■ Task ■
Every record below must be copied exactly, with images dropped.

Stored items
[Start of Attachment]

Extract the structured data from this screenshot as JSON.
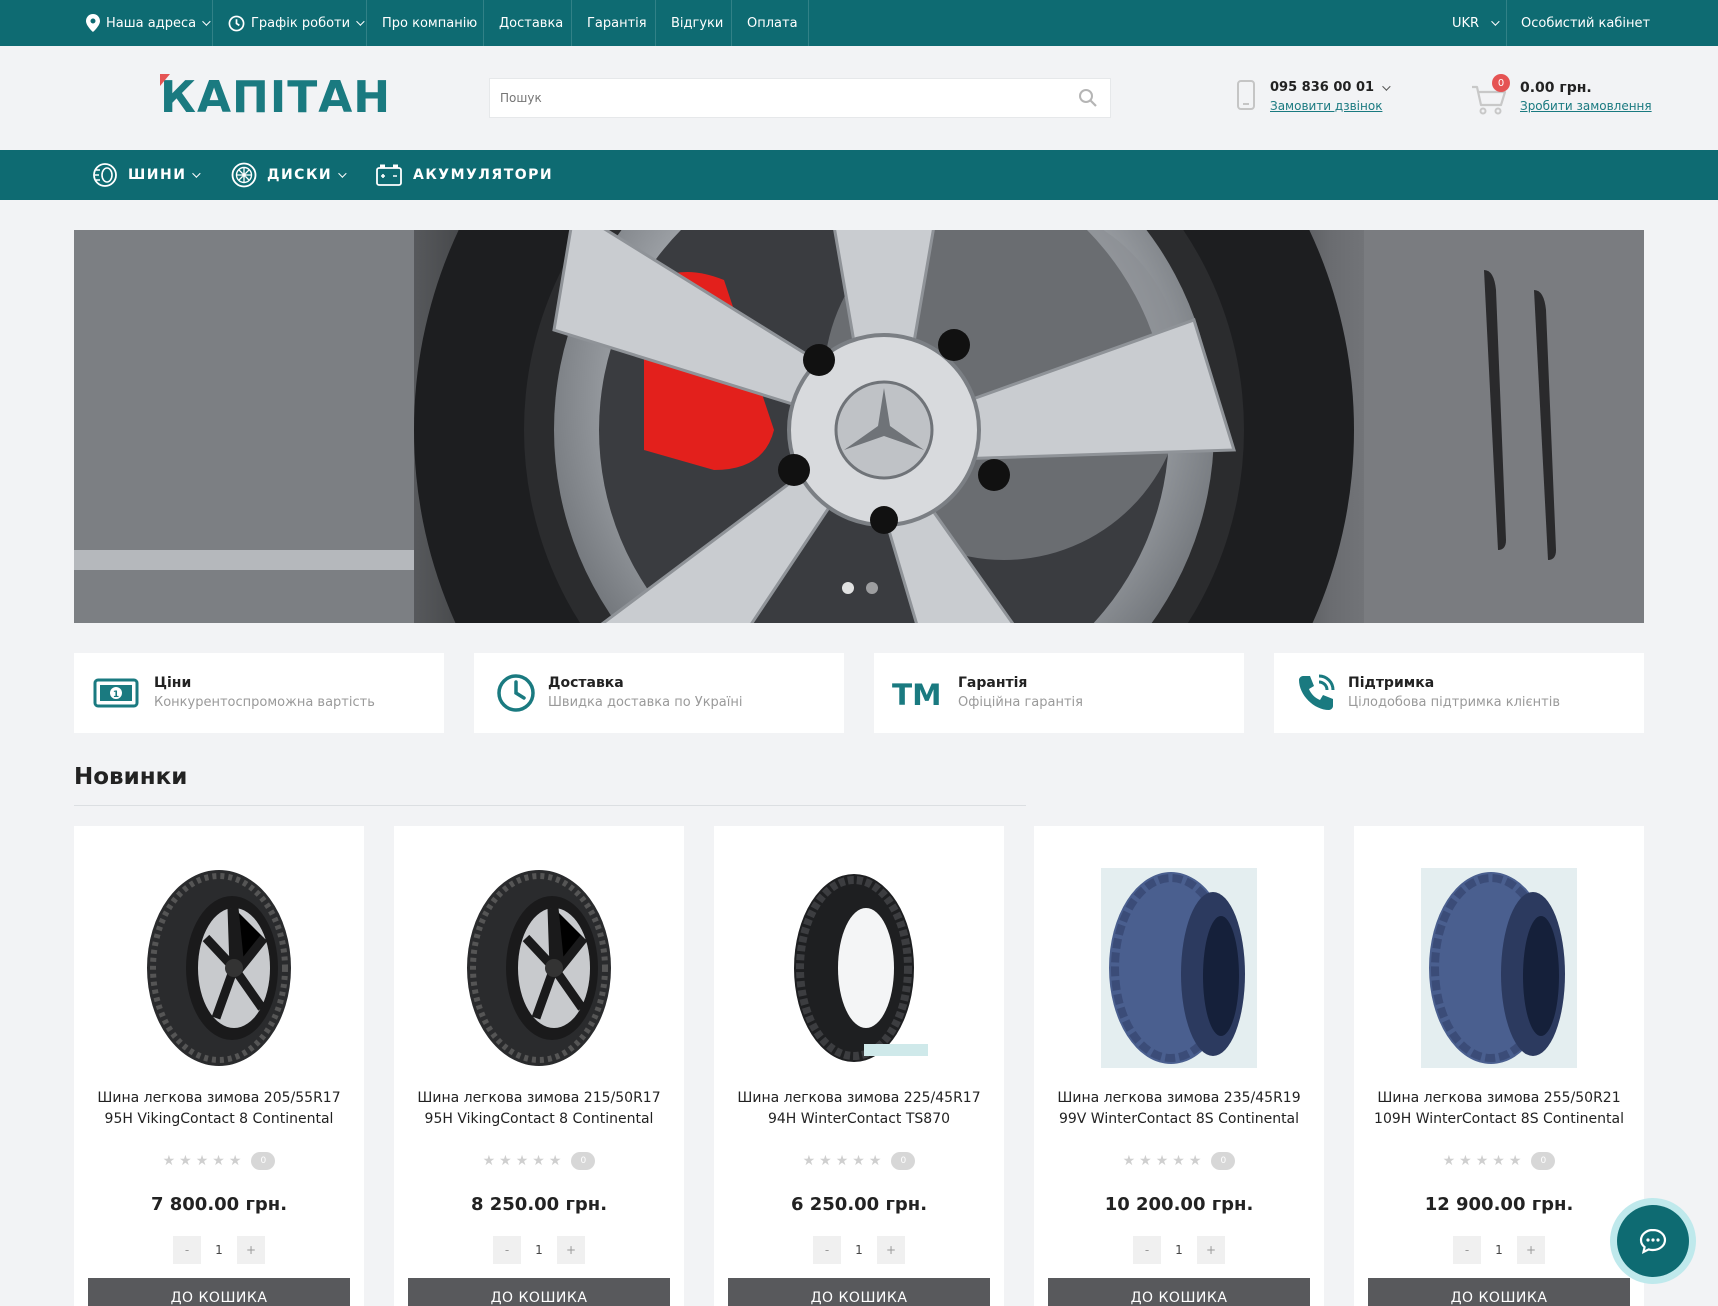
{
  "topbar": {
    "address_label": "Наша адреса",
    "schedule_label": "Графік роботи",
    "links": [
      "Про компанію",
      "Доставка",
      "Гарантія",
      "Відгуки",
      "Оплата"
    ],
    "language": "UKR",
    "account_label": "Особистий кабінет"
  },
  "header": {
    "logo_text": "КАПІТАН",
    "search_placeholder": "Пошук",
    "phone": "095 836 00 01",
    "callback_label": "Замовити дзвінок",
    "cart_count": "0",
    "cart_total": "0.00 грн.",
    "order_label": "Зробити замовлення"
  },
  "categories": [
    {
      "label": "ШИНИ",
      "icon": "tire-icon",
      "dropdown": true
    },
    {
      "label": "ДИСКИ",
      "icon": "wheel-rim-icon",
      "dropdown": true
    },
    {
      "label": "АКУМУЛЯТОРИ",
      "icon": "battery-icon",
      "dropdown": false
    }
  ],
  "banner": {
    "slides": 2,
    "active_slide": 1
  },
  "features": [
    {
      "title": "Ціни",
      "desc": "Конкурентоспроможна вартість",
      "icon": "banknote-icon"
    },
    {
      "title": "Доставка",
      "desc": "Швидка доставка по Україні",
      "icon": "clock-icon"
    },
    {
      "title": "Гарантія",
      "desc": "Офіційна гарантія",
      "icon": "trademark-icon"
    },
    {
      "title": "Підтримка",
      "desc": "Цілодобова підтримка клієнтів",
      "icon": "phone-call-icon"
    }
  ],
  "section": {
    "title": "Новинки"
  },
  "products": [
    {
      "name": "Шина легкова зимова 205/55R17 95H VikingContact 8 Continental",
      "price": "7 800.00 грн.",
      "reviews": "0",
      "qty": "1",
      "button": "ДО КОШИКА"
    },
    {
      "name": "Шина легкова зимова 215/50R17 95H VikingContact 8 Continental",
      "price": "8 250.00 грн.",
      "reviews": "0",
      "qty": "1",
      "button": "ДО КОШИКА"
    },
    {
      "name": "Шина легкова зимова 225/45R17 94H WinterContact TS870",
      "price": "6 250.00 грн.",
      "reviews": "0",
      "qty": "1",
      "button": "ДО КОШИКА"
    },
    {
      "name": "Шина легкова зимова 235/45R19 99V WinterContact 8S Continental",
      "price": "10 200.00 грн.",
      "reviews": "0",
      "qty": "1",
      "button": "ДО КОШИКА"
    },
    {
      "name": "Шина легкова зимова 255/50R21 109H WinterContact 8S Continental",
      "price": "12 900.00 грн.",
      "reviews": "0",
      "qty": "1",
      "button": "ДО КОШИКА"
    }
  ],
  "qty_controls": {
    "minus": "-",
    "plus": "+"
  },
  "colors": {
    "brand": "#0e6b72",
    "accent_red": "#e55353",
    "button": "#58595c"
  }
}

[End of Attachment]

■ Task response ■
Extract the structured data from this screenshot as JSON.
{
  "topbar": {
    "address_label": "Наша адреса",
    "schedule_label": "Графік роботи",
    "links": [
      "Про компанію",
      "Доставка",
      "Гарантія",
      "Відгуки",
      "Оплата"
    ],
    "language": "UKR",
    "account_label": "Особистий кабінет"
  },
  "header": {
    "logo_text": "КАПІТАН",
    "search_placeholder": "Пошук",
    "phone": "095 836 00 01",
    "callback_label": "Замовити дзвінок",
    "cart_count": "0",
    "cart_total": "0.00 грн.",
    "order_label": "Зробити замовлення"
  },
  "categories": [
    {
      "label": "ШИНИ",
      "icon": "tire-icon",
      "dropdown": true
    },
    {
      "label": "ДИСКИ",
      "icon": "wheel-rim-icon",
      "dropdown": true
    },
    {
      "label": "АКУМУЛЯТОРИ",
      "icon": "battery-icon",
      "dropdown": false
    }
  ],
  "banner": {
    "slides": 2,
    "active_slide": 1
  },
  "features": [
    {
      "title": "Ціни",
      "desc": "Конкурентоспроможна вартість",
      "icon": "banknote-icon"
    },
    {
      "title": "Доставка",
      "desc": "Швидка доставка по Україні",
      "icon": "clock-icon"
    },
    {
      "title": "Гарантія",
      "desc": "Офіційна гарантія",
      "icon": "trademark-icon"
    },
    {
      "title": "Підтримка",
      "desc": "Цілодобова підтримка клієнтів",
      "icon": "phone-call-icon"
    }
  ],
  "section": {
    "title": "Новинки"
  },
  "products": [
    {
      "name": "Шина легкова зимова 205/55R17 95H VikingContact 8 Continental",
      "price": "7 800.00 грн.",
      "reviews": "0",
      "qty": "1",
      "button": "ДО КОШИКА"
    },
    {
      "name": "Шина легкова зимова 215/50R17 95H VikingContact 8 Continental",
      "price": "8 250.00 грн.",
      "reviews": "0",
      "qty": "1",
      "button": "ДО КОШИКА"
    },
    {
      "name": "Шина легкова зимова 225/45R17 94H WinterContact TS870",
      "price": "6 250.00 грн.",
      "reviews": "0",
      "qty": "1",
      "button": "ДО КОШИКА"
    },
    {
      "name": "Шина легкова зимова 235/45R19 99V WinterContact 8S Continental",
      "price": "10 200.00 грн.",
      "reviews": "0",
      "qty": "1",
      "button": "ДО КОШИКА"
    },
    {
      "name": "Шина легкова зимова 255/50R21 109H WinterContact 8S Continental",
      "price": "12 900.00 грн.",
      "reviews": "0",
      "qty": "1",
      "button": "ДО КОШИКА"
    }
  ],
  "qty_controls": {
    "minus": "-",
    "plus": "+"
  },
  "colors": {
    "brand": "#0e6b72",
    "accent_red": "#e55353",
    "button": "#58595c"
  }
}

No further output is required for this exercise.